Later in the evening, as folks sat quietly drinking around the fire, Jimbob noticed the bird-guy who had acted as a go-between from Shen in the past, and was noticed back. Through gestures and winks, they arranged to meet in private. There, the mutant offered to lead Jimbob to Shen, and offer that Jimbob readily agreed to.

Shen was laying low, several shanties down the street, with his usual flashy clothes covered by a thick cloak and hood. After a warm greeting, Shen offered to help with the problem of delivering the Mayor’s goods, since these days, he’s working for the Mayor.

Jimbob did a triple-take, but saw no lie. As unlikely as it sounds, Shady Shen is working for the Mayor.

To be continued…

GM Notes

The dogs found the smelly thing after they all failed Perception checks to notice the bugs lurking outside in the pile of trash. Two made their Will rolls, but Otto failed. Now Otto has the reputation of being the stinky member of the pack.

Rufus’ eye is temporarily crippled until he can get back to full health.

Before Doc can put points into “Roachie” as an Ally, he’ll need to put some points into Animal Handling (Big Mutant Bugs) and spend some time earning its trust.
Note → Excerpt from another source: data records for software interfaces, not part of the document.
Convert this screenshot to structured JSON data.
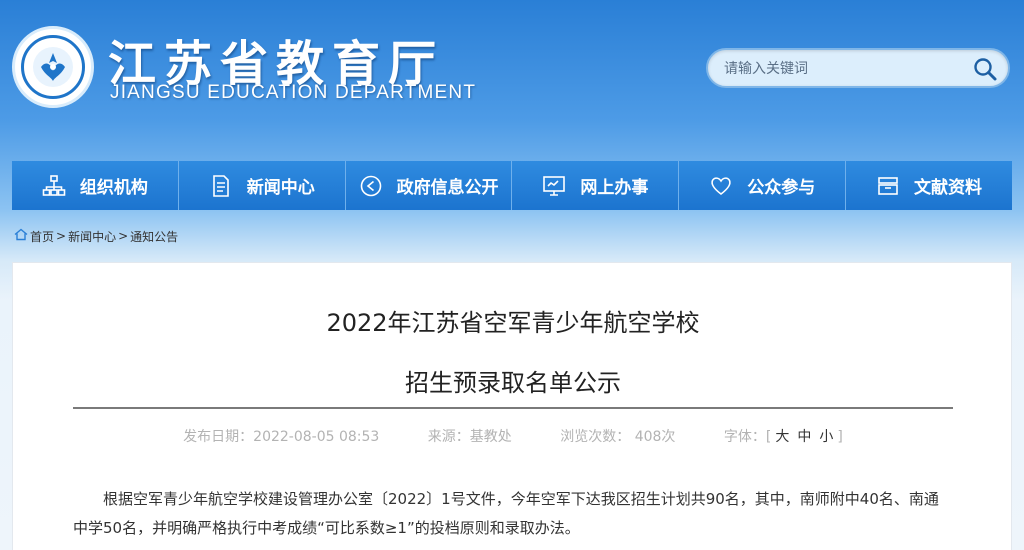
{
  "header": {
    "title_cn": "江苏省教育厅",
    "title_en": "JIANGSU EDUCATION DEPARTMENT",
    "search_placeholder": "请输入关键词"
  },
  "nav": [
    {
      "label": "组织机构",
      "icon": "org-chart-icon"
    },
    {
      "label": "新闻中心",
      "icon": "document-icon"
    },
    {
      "label": "政府信息公开",
      "icon": "announcement-icon"
    },
    {
      "label": "网上办事",
      "icon": "monitor-icon"
    },
    {
      "label": "公众参与",
      "icon": "heart-icon"
    },
    {
      "label": "文献资料",
      "icon": "archive-icon"
    }
  ],
  "breadcrumb": {
    "home": "首页",
    "sep1": ">",
    "news": "新闻中心",
    "sep2": ">",
    "notice": "通知公告"
  },
  "article": {
    "title_line1": "2022年江苏省空军青少年航空学校",
    "title_line2": "招生预录取名单公示",
    "published": "发布日期：2022-08-05 08:53",
    "source": "来源：基教处",
    "views": "浏览次数：  408次",
    "font_label": "字体：[",
    "font_large": "大",
    "font_medium": "中",
    "font_small": "小",
    "font_close": "]",
    "paragraph": "根据空军青少年航空学校建设管理办公室〔2022〕1号文件，今年空军下达我区招生计划共90名，其中，南师附中40名、南通中学50名，并明确严格执行中考成绩“可比系数≥1”的投档原则和录取办法。"
  },
  "colors": {
    "header_blue": "#2a7fd6",
    "nav_blue": "#1c74cf",
    "meta_gray": "#b3b3b3"
  }
}
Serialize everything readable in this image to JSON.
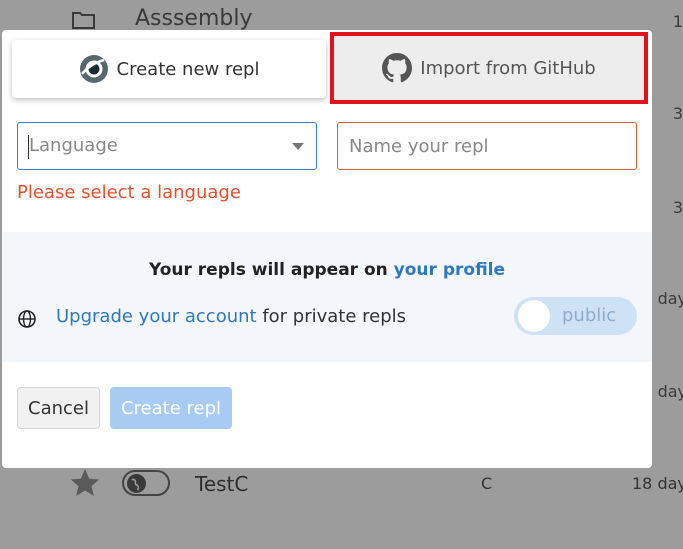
{
  "background": {
    "folder_title": "Asssembly",
    "right_edge_texts": [
      "1",
      "3",
      "3",
      "day",
      "day"
    ],
    "row": {
      "name": "TestC",
      "language": "C",
      "date": "18 day"
    }
  },
  "modal": {
    "tabs": {
      "create_label": "Create new repl",
      "import_label": "Import from GitHub"
    },
    "language_select": {
      "placeholder": "Language"
    },
    "name_input": {
      "placeholder": "Name your repl"
    },
    "error_text": "Please select a language",
    "info": {
      "headline_prefix": "Your repls will appear on",
      "headline_link": "your profile",
      "upgrade_link": "Upgrade your account",
      "upgrade_suffix": "for private repls",
      "visibility_label": "public"
    },
    "buttons": {
      "cancel": "Cancel",
      "create": "Create repl"
    }
  },
  "colors": {
    "accent_blue": "#2d78c0",
    "error_red": "#e8502b",
    "highlight_red": "#e0141e",
    "create_button_disabled": "#a7cbf3"
  }
}
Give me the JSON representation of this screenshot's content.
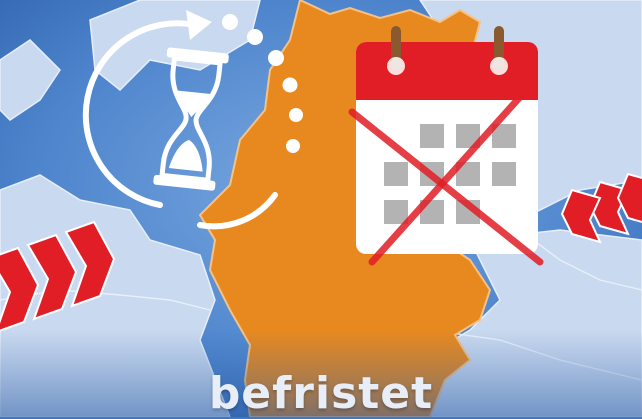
{
  "caption": {
    "text": "befristet"
  },
  "icons": {
    "timer": "hourglass-refresh-icon",
    "calendar": "crossed-out-calendar-icon",
    "arrows_left": "red-chevron-arrows-icon",
    "arrows_right": "red-chevron-arrows-icon"
  },
  "colors": {
    "background": "#3f78c4",
    "land": "#d7e4f4",
    "germany": "#e8891f",
    "accent_red": "#e11d25",
    "white": "#ffffff"
  }
}
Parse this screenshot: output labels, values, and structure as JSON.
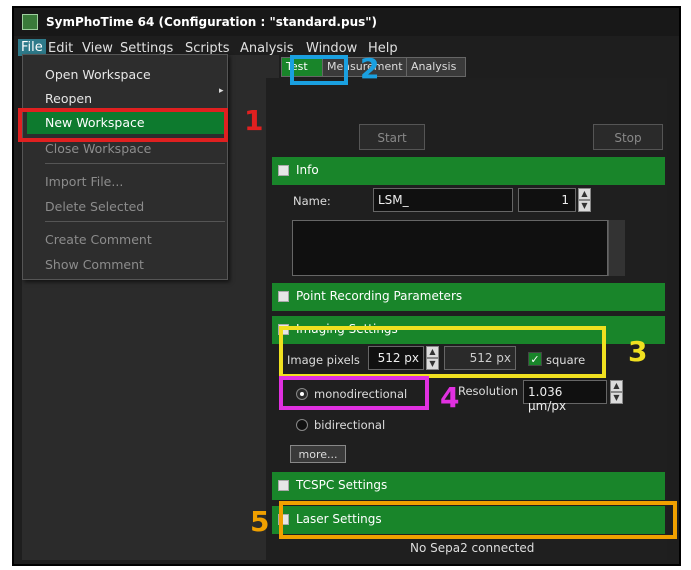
{
  "window": {
    "title": "SymPhoTime 64  (Configuration : \"standard.pus\")"
  },
  "menubar": {
    "items": [
      "File",
      "Edit",
      "View",
      "Settings",
      "Scripts",
      "Analysis",
      "Window",
      "Help"
    ]
  },
  "file_menu": {
    "items": [
      {
        "label": "Open Workspace",
        "enabled": true
      },
      {
        "label": "Reopen",
        "enabled": true,
        "submenu_arrow": "▸"
      },
      {
        "label": "New Workspace",
        "enabled": true,
        "highlighted": true
      },
      {
        "label": "Close Workspace",
        "enabled": false
      },
      {
        "label": "Import File...",
        "enabled": false
      },
      {
        "label": "Delete Selected",
        "enabled": false
      },
      {
        "label": "Create Comment",
        "enabled": false
      },
      {
        "label": "Show Comment",
        "enabled": false
      }
    ]
  },
  "tabs": [
    "Test",
    "Measurement",
    "Analysis"
  ],
  "active_tab": "Test",
  "controls": {
    "start_label": "Start",
    "stop_label": "Stop"
  },
  "info": {
    "header": "Info",
    "name_label": "Name:",
    "name_value": "LSM_",
    "counter_value": "1"
  },
  "sections": {
    "point_recording": "Point Recording Parameters",
    "imaging": "Imaging Settings",
    "tcspc": "TCSPC Settings",
    "laser": "Laser Settings"
  },
  "imaging": {
    "pixels_label": "Image pixels",
    "pixels_x": "512 px",
    "pixels_y": "512 px",
    "square_label": "square",
    "square_checked": true,
    "mono_label": "monodirectional",
    "bi_label": "bidirectional",
    "resolution_label": "Resolution",
    "resolution_value": "1.036 µm/px",
    "more_label": "more..."
  },
  "laser_status": "No Sepa2 connected",
  "annotations": [
    {
      "label": "1",
      "color": "#e02020"
    },
    {
      "label": "2",
      "color": "#1aa0e0"
    },
    {
      "label": "3",
      "color": "#f0e020"
    },
    {
      "label": "4",
      "color": "#e030e0"
    },
    {
      "label": "5",
      "color": "#f0a000"
    }
  ],
  "colors": {
    "accent_green": "#19852a",
    "menu_highlight": "#0d7a2e",
    "background_dark": "#1e1e1e"
  }
}
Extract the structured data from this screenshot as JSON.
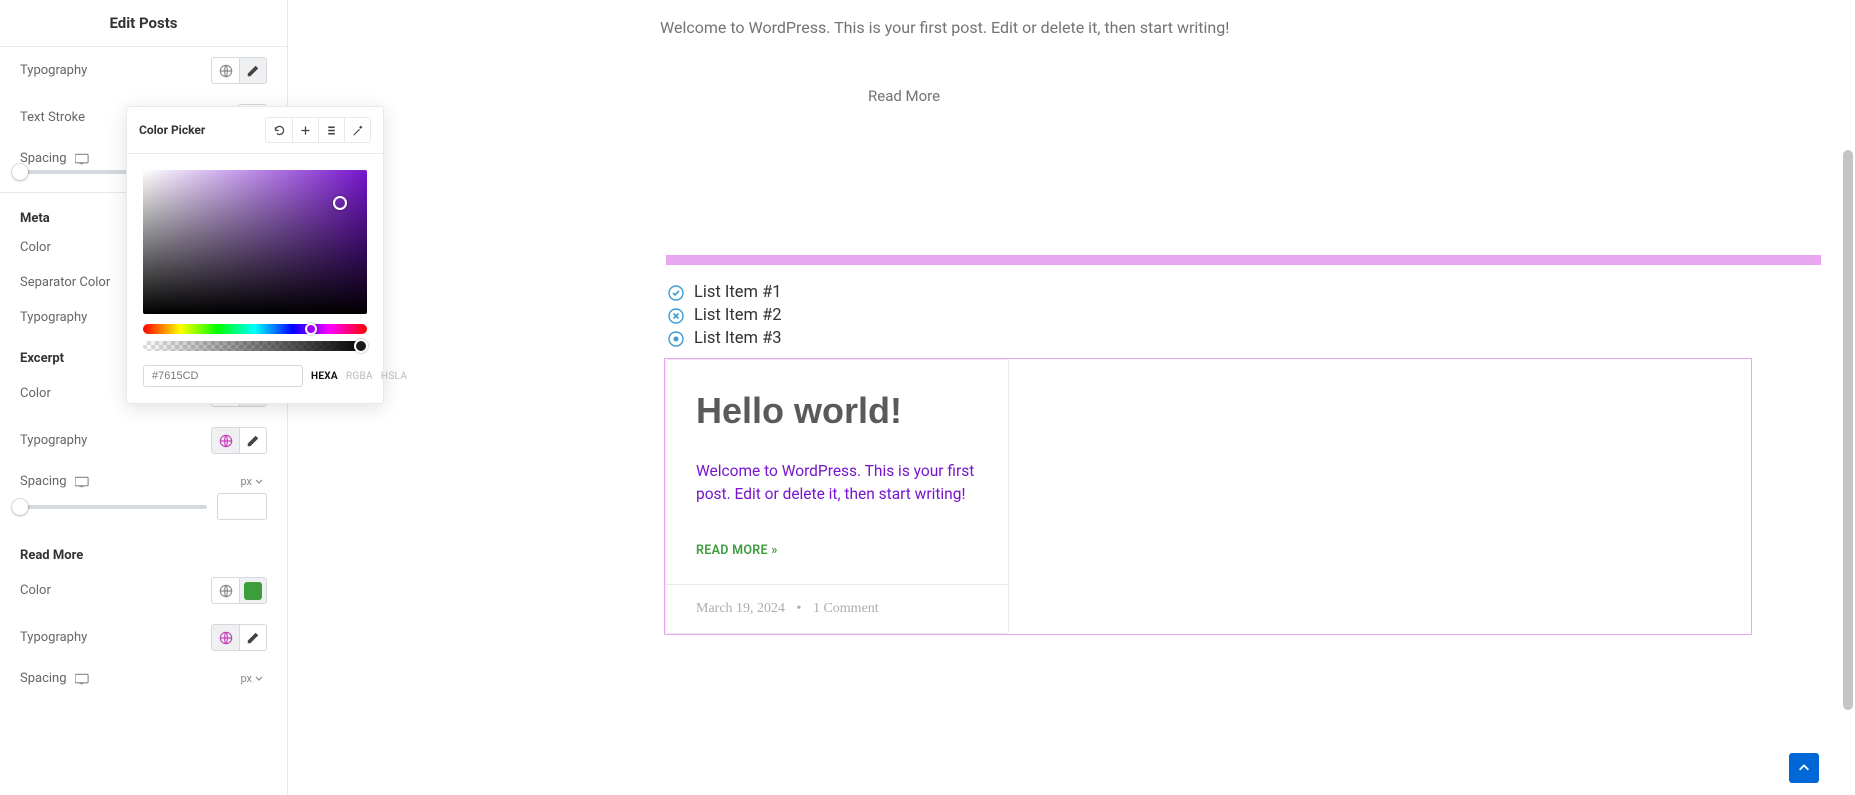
{
  "sidebar": {
    "title": "Edit Posts",
    "groups": {
      "top": {
        "typography": "Typography",
        "text_stroke": "Text Stroke",
        "spacing": "Spacing"
      },
      "meta": {
        "heading": "Meta",
        "color": "Color",
        "separator_color": "Separator Color",
        "typography": "Typography"
      },
      "excerpt": {
        "heading": "Excerpt",
        "color": "Color",
        "typography": "Typography",
        "spacing": "Spacing",
        "spacing_unit": "px"
      },
      "read_more": {
        "heading": "Read More",
        "color": "Color",
        "typography": "Typography",
        "spacing": "Spacing",
        "spacing_unit": "px"
      }
    }
  },
  "colors": {
    "excerpt_swatch": "#7615cd",
    "readmore_swatch": "#3c9d3c",
    "picker_hex": "#7615CD"
  },
  "picker": {
    "title": "Color Picker",
    "formats": {
      "hexa": "HEXA",
      "rgba": "RGBA",
      "hsla": "HSLA"
    }
  },
  "preview": {
    "top_excerpt": "Welcome to WordPress. This is your first post. Edit or delete it, then start writing!",
    "top_readmore": "Read More",
    "list": [
      "List Item #1",
      "List Item #2",
      "List Item #3"
    ],
    "post": {
      "title": "Hello world!",
      "excerpt": "Welcome to WordPress. This is your first post. Edit or delete it, then start writing!",
      "read_more": "READ MORE »",
      "date": "March 19, 2024",
      "comments": "1 Comment"
    }
  }
}
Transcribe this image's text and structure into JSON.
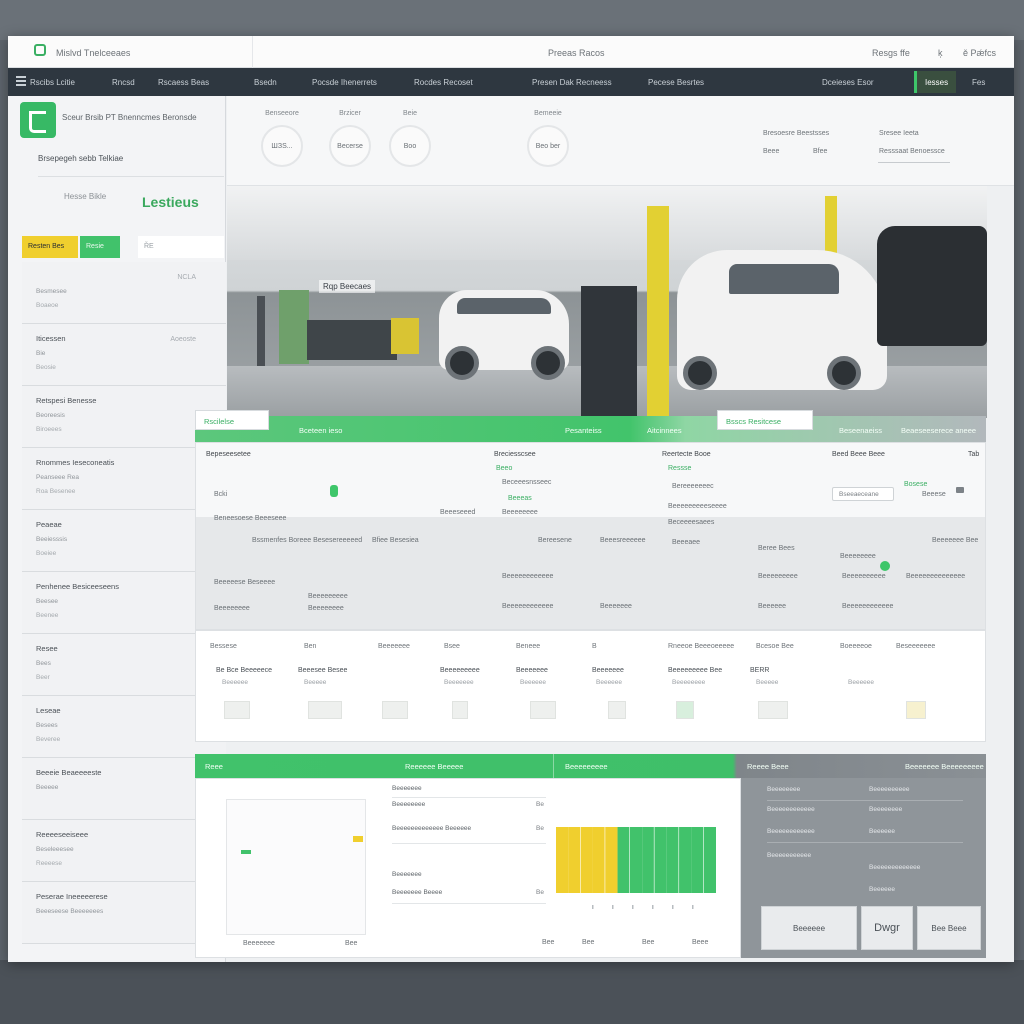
{
  "titlebar": {
    "app_name": "Mislvd Tnelceeaes",
    "center_title": "Preeas Racos",
    "right_a": "Resgs ffe",
    "right_b": "ķ",
    "right_c": "ě Pǽfcs"
  },
  "nav": {
    "items": [
      "Rscibs Lcitie",
      "Rncsd",
      "Rscaess Beas",
      "Bsedn",
      "Pocsde Ihenerrets",
      "Rocdes Recoset",
      "Presen Dak Recneess",
      "Pecese Besrtes",
      "Dceieses Esor",
      "Iesses",
      "Fes"
    ],
    "active_index": 9
  },
  "sidebar": {
    "brand_text": "Sceur Brsib PT Bnenncmes Beronsde",
    "subtitle": "Brsepegeh sebb Telkiae",
    "mini": "Hesse Bikle",
    "brand_green": "Lestieus",
    "tabs": [
      "Resten Bes",
      "Resie",
      "ŘE"
    ],
    "items": [
      {
        "title": "",
        "sub1": "Besmesee",
        "sub2": "Boaeoe",
        "right": "NCLA"
      },
      {
        "title": "Iticessen",
        "sub1": "Bie",
        "sub2": "Beosie",
        "right": "Aoeoste"
      },
      {
        "title": "Retspesi Benesse",
        "sub1": "Beoreesis",
        "sub2": "Biroeees",
        "right": ""
      },
      {
        "title": "Rnommes Ieseconeatis",
        "sub1": "Peanseee Rea",
        "sub2": "Roa Besenee",
        "right": ""
      },
      {
        "title": "Peaeae",
        "sub1": "Beeiesssis",
        "sub2": "Boeiee",
        "right": ""
      },
      {
        "title": "Penhenee Besiceeseens",
        "sub1": "Beesee",
        "sub2": "Beenee",
        "right": ""
      },
      {
        "title": "Resee",
        "sub1": "Bees",
        "sub2": "Beer",
        "right": ""
      },
      {
        "title": "Leseae",
        "sub1": "Besees",
        "sub2": "Beveree",
        "right": ""
      },
      {
        "title": "Beeeie Beaeeeeste",
        "sub1": "Beeeee",
        "sub2": "",
        "right": ""
      },
      {
        "title": "Reeeeseeiseee",
        "sub1": "Beseleeesee",
        "sub2": "Reeeese",
        "right": ""
      },
      {
        "title": "Peserae Ineeeeerese",
        "sub1": "Beeeseese Beeeeeees",
        "sub2": "",
        "right": ""
      }
    ]
  },
  "header": {
    "stats": [
      {
        "label": "Benseeore",
        "value": "ШЗS..."
      },
      {
        "label": "Brzicer",
        "value": "Becerse"
      },
      {
        "label": "Beie",
        "value": "Boo"
      },
      {
        "label": "Bemeeie",
        "value": "Beo ber"
      }
    ],
    "right_1": "Bresoesre Beestsses",
    "right_2": "Sresee Ieeta",
    "right_3": "Beee",
    "right_4": "Bfee",
    "right_5": "Resssaat Benoessce"
  },
  "hero": {
    "sign": "Rqp Beecaes"
  },
  "section_bar": {
    "left_box": "Rscilelse",
    "seg_1": "Bceteen ieso",
    "seg_2": "Pesanteiss",
    "seg_3": "Aitcinnees",
    "right_box": "Bsscs Resitcese",
    "seg_4": "Beseenaeiss",
    "seg_5": "Beaeseeserece aneee"
  },
  "data_panel": {
    "c1_title": "Bepeseesetee",
    "c1_val": "Bcki",
    "c1_sub": "Beneesoese Beeeseee",
    "c2_title": "Breciesscsee",
    "c2_a": "Beeo",
    "c2_b": "Beceeesnsseec",
    "c2_c": "Beeeas",
    "c2_d": "Beeeeeeee",
    "c2_e": "Beeeseeed",
    "c3_title": "Reertecte Booe",
    "c3_a": "Ressse",
    "c3_b": "Bereeeeeeec",
    "c3_c": "Beeeeeeeeeseeee",
    "c3_d": "Beceeeesaees",
    "c4_title": "Beed Beee Beee",
    "c4_pill": "Bseeaeceane",
    "c4_a": "Bosese",
    "c4_b": "Beeese",
    "c4_right": "Tab",
    "r2": [
      "Bssmenfes Boreee Besesereeeeed",
      "Bfiee Besesiea",
      "Bereesene",
      "Beeesreeeeee",
      "Beeeaee",
      "Beree Bees",
      "Beeeeeeee",
      "Beeeeeee Bee"
    ],
    "r3": [
      "Beeeeese Beseeee",
      "Beeeeeeeee",
      "Beeeeeeeeeeee",
      "Beeeeeeeee",
      "Beeeeeeeeee",
      "Beeeeeeeeeeeeee"
    ],
    "r4": [
      "Beeeeeeee",
      "Beeeeeeee",
      "Beeeeeeeeeeee",
      "Beeeeeee",
      "Beeeeee",
      "Beeeeeeeeeeee"
    ]
  },
  "grid": {
    "headers": [
      "Bessese",
      "Ben",
      "Beeeeeee",
      "Bsee",
      "Beneee",
      "B",
      "Rneeoe Beeeoeeeee",
      "Bcesoe Bee",
      "Boeeeeoe",
      "Beseeeeeee"
    ],
    "values": [
      "Be Bce Beeeeece",
      "Beeesee Besee",
      "Beeeeeeeee",
      "Beeeeeee",
      "Beeeeeee",
      "Beeeeeeeee Bee",
      "BERR"
    ],
    "subs": [
      "Beeeeee",
      "Beeeee",
      "Beeeeeee",
      "Beeeeee",
      "Beeeeee",
      "Beeeeeeee",
      "Beeeee",
      "Beeeeee"
    ]
  },
  "bottom_bar": {
    "seg_1": "Reee",
    "seg_2": "Reeeeee Beeeee",
    "seg_3": "Beeeeeeeee",
    "seg_4": "Reeee Beee",
    "seg_5": "Beeeeeee Beeeeeeeee"
  },
  "bottom_left": {
    "list": [
      {
        "label": "Beeeeeee",
        "value": ""
      },
      {
        "label": "Beeeeeeee",
        "value": "Be"
      },
      {
        "label": "Beeeeeeeeeeeee Beeeeee",
        "value": "Be"
      },
      {
        "label": "Beeeeeee",
        "value": ""
      },
      {
        "label": "Beeeeeee Beeee",
        "value": "Be"
      }
    ],
    "card_footer_left": "Beeeeeee",
    "card_footer_right": "Bee",
    "footer": [
      "Bee",
      "Bee",
      "Bee",
      "Beee"
    ]
  },
  "chart_data": {
    "type": "bar",
    "categories": [
      "",
      "",
      "",
      "",
      "",
      "",
      "",
      "",
      "",
      "",
      "",
      "",
      ""
    ],
    "values": [
      1,
      1,
      1,
      1,
      1,
      1,
      1,
      1,
      1,
      1,
      1,
      1,
      1
    ],
    "colors": [
      "#f0cf2e",
      "#f0cf2e",
      "#f0cf2e",
      "#f0cf2e",
      "#f0cf2e",
      "#41c26b",
      "#41c26b",
      "#41c26b",
      "#41c26b",
      "#41c26b",
      "#41c26b",
      "#41c26b",
      "#41c26b"
    ],
    "title": "",
    "xlabel": "",
    "ylabel": "",
    "ylim": [
      0,
      1
    ]
  },
  "bottom_right": {
    "list": [
      "Beeeeeeee",
      "Beeeeeeeeee",
      "Beeeeeeeeeeee",
      "Beeeeeeee",
      "Beeeeeeeeeeee",
      "Beeeeee",
      "Beeeeeeeeeee",
      "Beeeeeeeeeeeee",
      "Beeeeee"
    ],
    "buttons": [
      "Beeeeee",
      "Dwgr",
      "Bee Beee"
    ]
  },
  "colors": {
    "accent_green": "#41c26b",
    "accent_yellow": "#f0cf2e",
    "navbar": "#2e3740"
  }
}
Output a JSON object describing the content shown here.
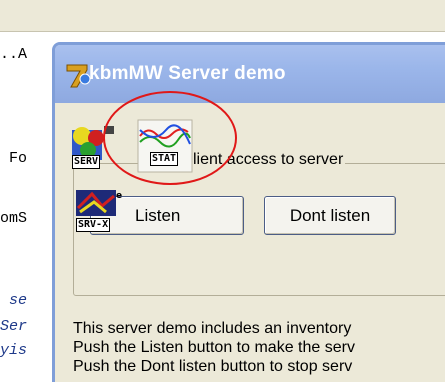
{
  "background_code": {
    "lines": [
      {
        "text": "..A",
        "italic": false
      },
      {
        "text": " Fo",
        "italic": false
      },
      {
        "text": "omS",
        "italic": false
      },
      {
        "text": " se",
        "italic": true
      },
      {
        "text": "Ser",
        "italic": true
      },
      {
        "text": "yis",
        "italic": true
      }
    ]
  },
  "window": {
    "title": "kbmMW Server demo",
    "group_caption": "client access to server",
    "group_caption_partial": "t",
    "buttons": {
      "listen": "Listen",
      "dont_listen": "Dont listen"
    },
    "description": [
      "This server demo includes an inventory",
      "Push the Listen button to make the serv",
      "Push the Dont listen button to stop serv"
    ]
  },
  "toolbar_icons": [
    {
      "label": "SERV",
      "icon": "server-icon"
    },
    {
      "label": "STAT",
      "icon": "statistics-icon"
    },
    {
      "label": "SRV-X",
      "icon": "server-x-icon"
    }
  ],
  "colors": {
    "title_bar": "#9bb6ea",
    "window_bg": "#ece9d8",
    "annotation": "#e01818"
  }
}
Doc rolled a critical success for first aid to heal Liberty for the maximum amount, then rolled the maximum amount organically for Rufus. Later on, Francisco rolled a natural 3 on Animal Handling to get on the good side of the hill ‘gator. It was quite the day for crits, good and bad.

Vine had only just decided to invest in full literacy this session, which came in handy when reading the dedication plaque on the door at the top of the tower.

I was making a half-hearted effort to avoid using real calendar dates in-game, while still keeping track of time behind the scenes, but once I let the 4th of July slip, that cat was out of the bag. I figure the characters in the game world have lost track of the date, but we, as players, can use it. It’s just like the “GURPS $”: a convenience for bookkeeping that has no in-world existence.

That said, according to my notes, our protagonists arrived back in Newtown on 12 July. The last time they met with Shady Shen was the evening of 19 June, just before leaving the valley. They heard from refugees that the invaders had taken the valley over the course of 20-21 June, so they have held the valley for about three weeks, at this point.

Jimbob’s triple-take was from using Luck to get three rolls on Detect Lies.


Standard award was 3 points. Special bonus point to Francisco for providing the perfect illustration at the right moment. Cool Point also went to Francisco, for taking the role of “animal whisperer”, especially with the ‘gator. Bonus Point to Liberty, to make up for the repeated failures of the guns that she, herself, built.